> **INFORMATION SHOWN**
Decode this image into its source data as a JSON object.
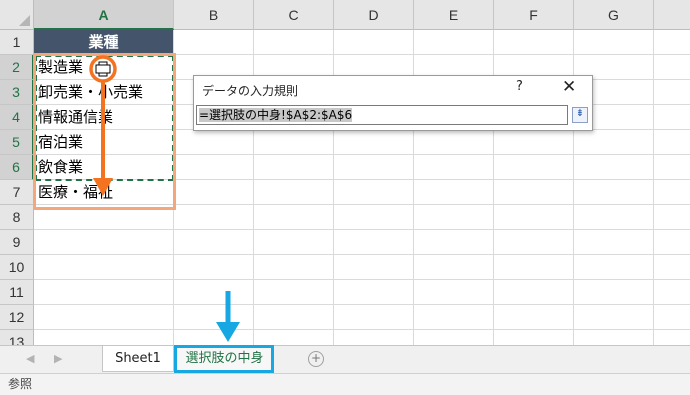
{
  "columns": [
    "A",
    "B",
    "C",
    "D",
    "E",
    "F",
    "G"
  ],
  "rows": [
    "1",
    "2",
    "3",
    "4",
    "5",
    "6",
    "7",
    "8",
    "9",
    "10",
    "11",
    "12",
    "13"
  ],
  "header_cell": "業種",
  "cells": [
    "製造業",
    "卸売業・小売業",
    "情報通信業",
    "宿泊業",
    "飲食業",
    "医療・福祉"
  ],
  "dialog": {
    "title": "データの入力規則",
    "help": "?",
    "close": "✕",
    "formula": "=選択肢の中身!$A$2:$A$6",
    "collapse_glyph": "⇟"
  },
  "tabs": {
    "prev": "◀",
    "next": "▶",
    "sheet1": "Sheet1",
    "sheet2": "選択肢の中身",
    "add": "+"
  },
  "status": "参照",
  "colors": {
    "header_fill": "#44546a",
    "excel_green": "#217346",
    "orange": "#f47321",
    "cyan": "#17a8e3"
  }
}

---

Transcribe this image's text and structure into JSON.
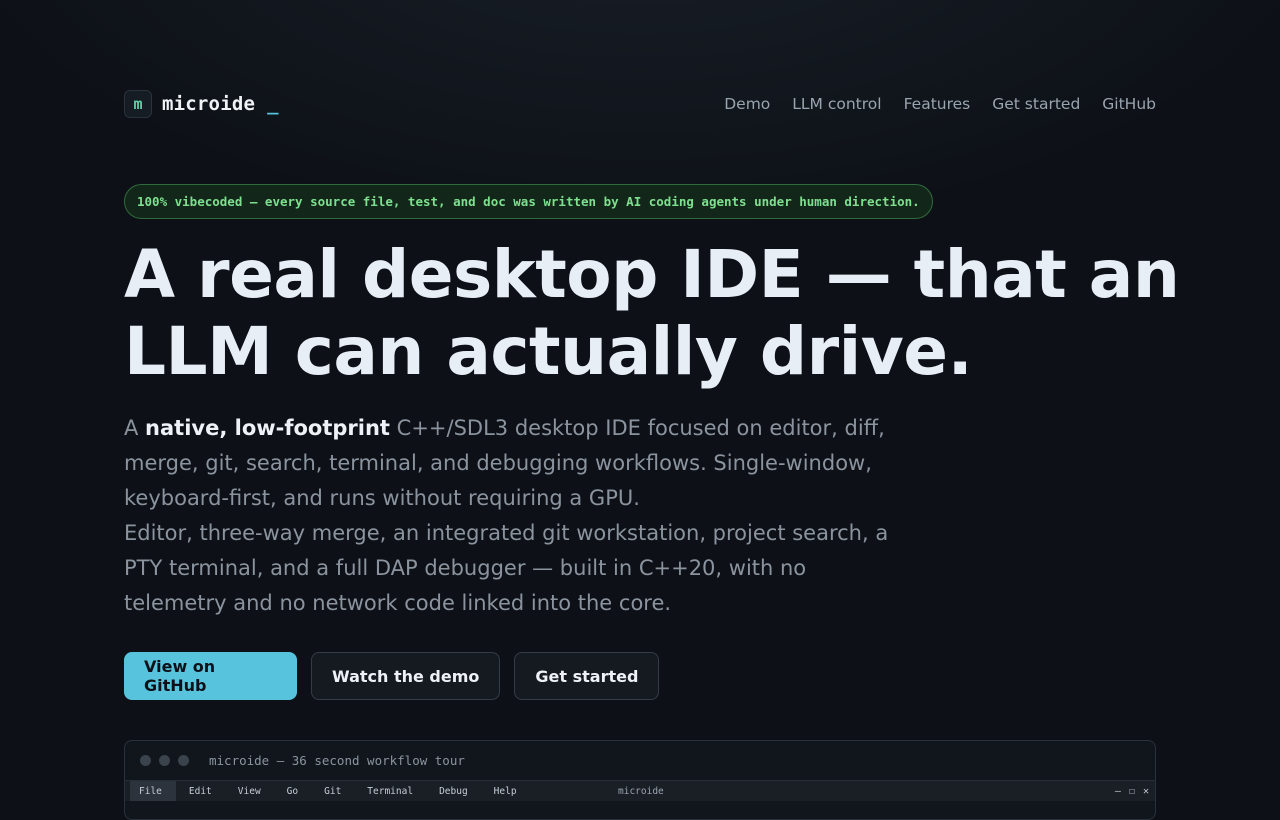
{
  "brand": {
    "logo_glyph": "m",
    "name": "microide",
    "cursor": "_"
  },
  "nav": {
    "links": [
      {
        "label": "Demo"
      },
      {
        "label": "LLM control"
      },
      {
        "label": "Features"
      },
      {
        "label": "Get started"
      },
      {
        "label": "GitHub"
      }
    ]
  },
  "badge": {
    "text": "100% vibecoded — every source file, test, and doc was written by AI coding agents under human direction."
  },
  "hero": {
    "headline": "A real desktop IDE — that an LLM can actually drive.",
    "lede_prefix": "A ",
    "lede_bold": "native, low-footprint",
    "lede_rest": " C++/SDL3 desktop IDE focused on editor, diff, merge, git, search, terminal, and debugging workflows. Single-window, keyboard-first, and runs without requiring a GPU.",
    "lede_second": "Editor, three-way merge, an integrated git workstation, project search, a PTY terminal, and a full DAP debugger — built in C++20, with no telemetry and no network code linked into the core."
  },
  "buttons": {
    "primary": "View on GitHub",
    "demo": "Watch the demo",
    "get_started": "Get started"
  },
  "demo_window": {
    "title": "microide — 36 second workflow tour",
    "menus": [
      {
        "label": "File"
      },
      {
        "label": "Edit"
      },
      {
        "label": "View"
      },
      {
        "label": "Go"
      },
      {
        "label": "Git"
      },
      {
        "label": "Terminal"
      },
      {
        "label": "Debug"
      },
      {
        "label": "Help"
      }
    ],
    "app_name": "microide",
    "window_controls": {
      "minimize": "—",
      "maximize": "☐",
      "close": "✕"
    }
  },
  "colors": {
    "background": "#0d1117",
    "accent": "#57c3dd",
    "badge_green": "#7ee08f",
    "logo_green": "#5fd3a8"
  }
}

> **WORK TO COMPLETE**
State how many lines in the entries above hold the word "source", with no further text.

> **EXERCISE RESULT**
2